‘Too much pressure’
On 28 October it was announced that billionaire Elon Musk had finally succeeded in purchasing Twitter.
The deal to buy the company had stalled previously because of what Musk said were concerns over the presence of “fake and spam” accounts on the platform.
What the South African billionaire’s takeover means for the kind of harassment Iranian campaigners and activists experience on the platform remains to be seen.
“If there are state actors behind this, they’re not targeting necessarily a huge community – the Iranian diaspora community is in the millions, but like, you know, single digit millions,” NIAC’s Abdi told MEE.
“And so the ability to kind of pump disinformation, to manipulate a small community like that, I think is really being tested. And we are becoming a case study for the future of disinformation, political warfare.”
He added the most tragic thing about the harassment campaigns was the impact it would have on Iranians in the diaspora attempting to get involved in politics in the future.
“We have more Iranian-Americans, primarily women, running for office this year than last year – the trend line is something that I’m so proud of and so hopeful about,” he said.
“And now we’re seeing that trend line bend and I am seeing people who are saying, like, ‘I can’t do this.

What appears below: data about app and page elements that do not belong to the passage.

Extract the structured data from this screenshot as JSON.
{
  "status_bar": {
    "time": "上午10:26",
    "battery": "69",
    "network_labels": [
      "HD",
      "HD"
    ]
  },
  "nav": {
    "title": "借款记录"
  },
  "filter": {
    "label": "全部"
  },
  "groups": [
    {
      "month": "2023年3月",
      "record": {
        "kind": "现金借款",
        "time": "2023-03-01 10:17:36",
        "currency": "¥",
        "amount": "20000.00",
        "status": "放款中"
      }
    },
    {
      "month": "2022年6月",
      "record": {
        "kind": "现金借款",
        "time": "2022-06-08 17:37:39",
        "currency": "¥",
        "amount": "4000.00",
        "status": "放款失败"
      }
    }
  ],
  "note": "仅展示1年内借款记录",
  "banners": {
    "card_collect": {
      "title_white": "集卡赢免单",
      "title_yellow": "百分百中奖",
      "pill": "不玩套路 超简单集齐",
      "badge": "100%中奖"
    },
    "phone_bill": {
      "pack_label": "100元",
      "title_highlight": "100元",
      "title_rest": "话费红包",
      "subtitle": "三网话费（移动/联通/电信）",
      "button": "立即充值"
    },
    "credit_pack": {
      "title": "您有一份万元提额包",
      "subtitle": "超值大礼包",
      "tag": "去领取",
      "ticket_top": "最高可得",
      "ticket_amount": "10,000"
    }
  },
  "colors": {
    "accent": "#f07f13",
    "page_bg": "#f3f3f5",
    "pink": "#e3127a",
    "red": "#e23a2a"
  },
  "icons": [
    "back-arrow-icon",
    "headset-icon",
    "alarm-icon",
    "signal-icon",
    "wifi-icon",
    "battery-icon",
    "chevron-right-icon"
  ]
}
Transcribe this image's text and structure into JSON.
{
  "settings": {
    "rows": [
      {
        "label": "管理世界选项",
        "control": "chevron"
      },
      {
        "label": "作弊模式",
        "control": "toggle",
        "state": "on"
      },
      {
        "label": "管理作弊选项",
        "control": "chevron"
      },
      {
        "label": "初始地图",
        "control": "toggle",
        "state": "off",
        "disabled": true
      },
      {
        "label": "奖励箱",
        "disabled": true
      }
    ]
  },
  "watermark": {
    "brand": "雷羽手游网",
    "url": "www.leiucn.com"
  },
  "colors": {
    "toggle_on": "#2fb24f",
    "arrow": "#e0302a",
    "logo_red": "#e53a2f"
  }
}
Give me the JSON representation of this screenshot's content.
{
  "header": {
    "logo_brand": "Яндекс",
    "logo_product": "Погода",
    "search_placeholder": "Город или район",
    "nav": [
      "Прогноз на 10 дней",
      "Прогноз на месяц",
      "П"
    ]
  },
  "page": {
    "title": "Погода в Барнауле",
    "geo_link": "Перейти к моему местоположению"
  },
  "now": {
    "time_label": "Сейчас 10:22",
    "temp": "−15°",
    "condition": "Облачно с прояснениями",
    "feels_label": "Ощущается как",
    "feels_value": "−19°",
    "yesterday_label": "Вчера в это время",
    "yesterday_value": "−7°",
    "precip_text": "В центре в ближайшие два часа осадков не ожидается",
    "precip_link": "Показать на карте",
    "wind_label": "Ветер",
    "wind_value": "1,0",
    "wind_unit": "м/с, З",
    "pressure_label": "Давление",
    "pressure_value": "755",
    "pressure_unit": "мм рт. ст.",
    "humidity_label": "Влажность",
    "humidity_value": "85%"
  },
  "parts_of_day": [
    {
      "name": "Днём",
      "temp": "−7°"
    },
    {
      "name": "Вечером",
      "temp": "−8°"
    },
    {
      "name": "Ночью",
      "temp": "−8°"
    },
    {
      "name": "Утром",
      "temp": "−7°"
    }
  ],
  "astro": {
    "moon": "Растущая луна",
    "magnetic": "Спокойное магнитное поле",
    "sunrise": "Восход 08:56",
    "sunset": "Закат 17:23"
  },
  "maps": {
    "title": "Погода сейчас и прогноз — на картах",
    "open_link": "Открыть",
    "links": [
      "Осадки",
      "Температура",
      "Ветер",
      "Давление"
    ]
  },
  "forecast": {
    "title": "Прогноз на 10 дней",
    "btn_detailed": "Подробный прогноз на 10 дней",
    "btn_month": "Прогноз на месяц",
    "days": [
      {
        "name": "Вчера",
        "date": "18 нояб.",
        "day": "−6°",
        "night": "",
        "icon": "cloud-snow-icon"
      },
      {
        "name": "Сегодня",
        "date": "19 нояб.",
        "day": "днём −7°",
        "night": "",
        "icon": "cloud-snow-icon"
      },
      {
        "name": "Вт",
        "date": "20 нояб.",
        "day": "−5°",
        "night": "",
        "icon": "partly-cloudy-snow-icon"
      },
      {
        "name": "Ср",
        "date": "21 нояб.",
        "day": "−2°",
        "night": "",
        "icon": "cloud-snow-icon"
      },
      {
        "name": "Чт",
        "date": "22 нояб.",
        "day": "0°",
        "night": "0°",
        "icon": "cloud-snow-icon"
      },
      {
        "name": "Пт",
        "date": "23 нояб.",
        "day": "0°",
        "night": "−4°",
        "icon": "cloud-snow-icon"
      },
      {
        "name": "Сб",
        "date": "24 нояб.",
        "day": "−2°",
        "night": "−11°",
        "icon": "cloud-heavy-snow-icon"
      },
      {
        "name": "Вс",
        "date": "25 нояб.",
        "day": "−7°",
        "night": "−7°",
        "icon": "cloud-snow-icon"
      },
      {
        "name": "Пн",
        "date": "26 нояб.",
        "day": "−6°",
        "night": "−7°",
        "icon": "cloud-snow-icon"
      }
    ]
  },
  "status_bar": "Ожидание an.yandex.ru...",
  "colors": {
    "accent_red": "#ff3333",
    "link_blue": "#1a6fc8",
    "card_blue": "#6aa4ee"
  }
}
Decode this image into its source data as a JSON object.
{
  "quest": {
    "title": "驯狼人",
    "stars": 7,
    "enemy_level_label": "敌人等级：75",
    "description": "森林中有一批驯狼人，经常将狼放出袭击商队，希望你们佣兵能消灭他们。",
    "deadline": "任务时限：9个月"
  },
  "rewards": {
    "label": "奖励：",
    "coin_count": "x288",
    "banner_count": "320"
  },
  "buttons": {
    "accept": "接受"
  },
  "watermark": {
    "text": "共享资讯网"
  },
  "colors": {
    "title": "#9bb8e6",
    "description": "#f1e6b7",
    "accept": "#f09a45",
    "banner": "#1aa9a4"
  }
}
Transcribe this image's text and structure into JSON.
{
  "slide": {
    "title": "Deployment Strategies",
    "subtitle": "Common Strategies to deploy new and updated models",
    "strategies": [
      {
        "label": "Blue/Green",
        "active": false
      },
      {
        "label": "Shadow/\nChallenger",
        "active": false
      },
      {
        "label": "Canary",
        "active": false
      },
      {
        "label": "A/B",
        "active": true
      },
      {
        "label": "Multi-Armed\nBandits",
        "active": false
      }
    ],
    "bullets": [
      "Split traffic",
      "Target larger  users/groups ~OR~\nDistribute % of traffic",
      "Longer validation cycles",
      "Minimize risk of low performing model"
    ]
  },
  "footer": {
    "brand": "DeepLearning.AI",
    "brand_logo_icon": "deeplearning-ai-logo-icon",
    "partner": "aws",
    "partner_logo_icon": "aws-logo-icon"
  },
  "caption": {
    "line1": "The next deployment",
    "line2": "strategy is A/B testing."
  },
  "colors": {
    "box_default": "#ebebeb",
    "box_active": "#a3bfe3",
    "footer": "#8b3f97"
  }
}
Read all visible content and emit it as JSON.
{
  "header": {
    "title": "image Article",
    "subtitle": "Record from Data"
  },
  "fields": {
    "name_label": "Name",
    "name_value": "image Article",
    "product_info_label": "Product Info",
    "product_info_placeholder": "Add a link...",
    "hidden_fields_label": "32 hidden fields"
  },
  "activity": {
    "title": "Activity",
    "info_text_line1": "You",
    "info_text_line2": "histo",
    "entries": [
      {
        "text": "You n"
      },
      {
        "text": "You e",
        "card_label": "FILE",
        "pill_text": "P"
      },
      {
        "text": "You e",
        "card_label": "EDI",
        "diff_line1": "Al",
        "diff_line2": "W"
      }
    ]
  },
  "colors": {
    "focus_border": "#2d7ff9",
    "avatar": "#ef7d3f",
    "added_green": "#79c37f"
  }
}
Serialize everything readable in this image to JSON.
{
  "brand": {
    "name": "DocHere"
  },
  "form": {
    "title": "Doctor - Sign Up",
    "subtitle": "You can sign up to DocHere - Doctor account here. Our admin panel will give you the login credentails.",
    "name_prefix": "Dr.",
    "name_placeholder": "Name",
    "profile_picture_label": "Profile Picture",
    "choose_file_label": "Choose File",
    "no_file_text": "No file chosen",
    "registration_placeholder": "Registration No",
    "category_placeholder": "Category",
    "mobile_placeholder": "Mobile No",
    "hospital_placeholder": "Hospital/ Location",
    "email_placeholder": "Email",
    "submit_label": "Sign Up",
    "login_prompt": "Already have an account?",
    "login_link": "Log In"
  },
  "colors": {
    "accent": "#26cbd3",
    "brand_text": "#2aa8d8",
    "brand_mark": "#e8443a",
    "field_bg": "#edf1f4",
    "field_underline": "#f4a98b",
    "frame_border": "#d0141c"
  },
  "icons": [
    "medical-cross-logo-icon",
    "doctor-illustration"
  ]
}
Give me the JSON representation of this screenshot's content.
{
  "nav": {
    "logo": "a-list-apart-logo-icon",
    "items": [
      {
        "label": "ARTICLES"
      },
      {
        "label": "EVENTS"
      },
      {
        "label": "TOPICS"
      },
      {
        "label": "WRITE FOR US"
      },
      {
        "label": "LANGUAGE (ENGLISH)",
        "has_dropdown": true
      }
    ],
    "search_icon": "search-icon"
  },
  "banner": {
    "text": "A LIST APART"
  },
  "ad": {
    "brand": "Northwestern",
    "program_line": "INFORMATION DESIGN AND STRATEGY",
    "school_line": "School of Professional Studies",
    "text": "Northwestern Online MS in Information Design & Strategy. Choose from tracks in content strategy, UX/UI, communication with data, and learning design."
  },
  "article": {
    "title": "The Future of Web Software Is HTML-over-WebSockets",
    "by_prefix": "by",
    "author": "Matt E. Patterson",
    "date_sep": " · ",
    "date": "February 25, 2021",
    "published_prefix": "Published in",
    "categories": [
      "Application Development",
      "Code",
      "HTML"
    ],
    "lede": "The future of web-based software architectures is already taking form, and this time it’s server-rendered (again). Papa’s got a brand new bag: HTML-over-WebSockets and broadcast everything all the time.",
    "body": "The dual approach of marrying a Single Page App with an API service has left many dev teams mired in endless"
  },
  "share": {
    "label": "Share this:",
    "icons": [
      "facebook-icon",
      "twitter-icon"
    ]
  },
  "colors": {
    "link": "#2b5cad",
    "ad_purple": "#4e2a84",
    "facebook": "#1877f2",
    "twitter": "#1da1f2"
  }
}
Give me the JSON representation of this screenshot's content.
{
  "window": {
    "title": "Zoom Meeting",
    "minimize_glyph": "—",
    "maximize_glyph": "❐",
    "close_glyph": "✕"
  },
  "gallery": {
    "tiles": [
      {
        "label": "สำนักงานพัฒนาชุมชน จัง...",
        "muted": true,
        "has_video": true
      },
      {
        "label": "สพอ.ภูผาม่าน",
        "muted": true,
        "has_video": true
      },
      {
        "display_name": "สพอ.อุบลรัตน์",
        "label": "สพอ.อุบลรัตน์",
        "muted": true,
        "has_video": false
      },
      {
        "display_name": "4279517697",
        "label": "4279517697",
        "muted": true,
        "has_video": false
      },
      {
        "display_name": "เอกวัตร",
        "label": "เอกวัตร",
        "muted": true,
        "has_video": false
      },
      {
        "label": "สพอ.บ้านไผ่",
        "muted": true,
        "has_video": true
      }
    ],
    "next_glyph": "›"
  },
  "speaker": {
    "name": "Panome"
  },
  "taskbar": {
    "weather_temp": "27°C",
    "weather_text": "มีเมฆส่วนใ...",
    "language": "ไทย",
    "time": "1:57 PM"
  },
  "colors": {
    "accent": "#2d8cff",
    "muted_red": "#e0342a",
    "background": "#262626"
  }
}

I can’t be involved in this line of work. It’s too much pressure on me and my family.'”
Middle East Eye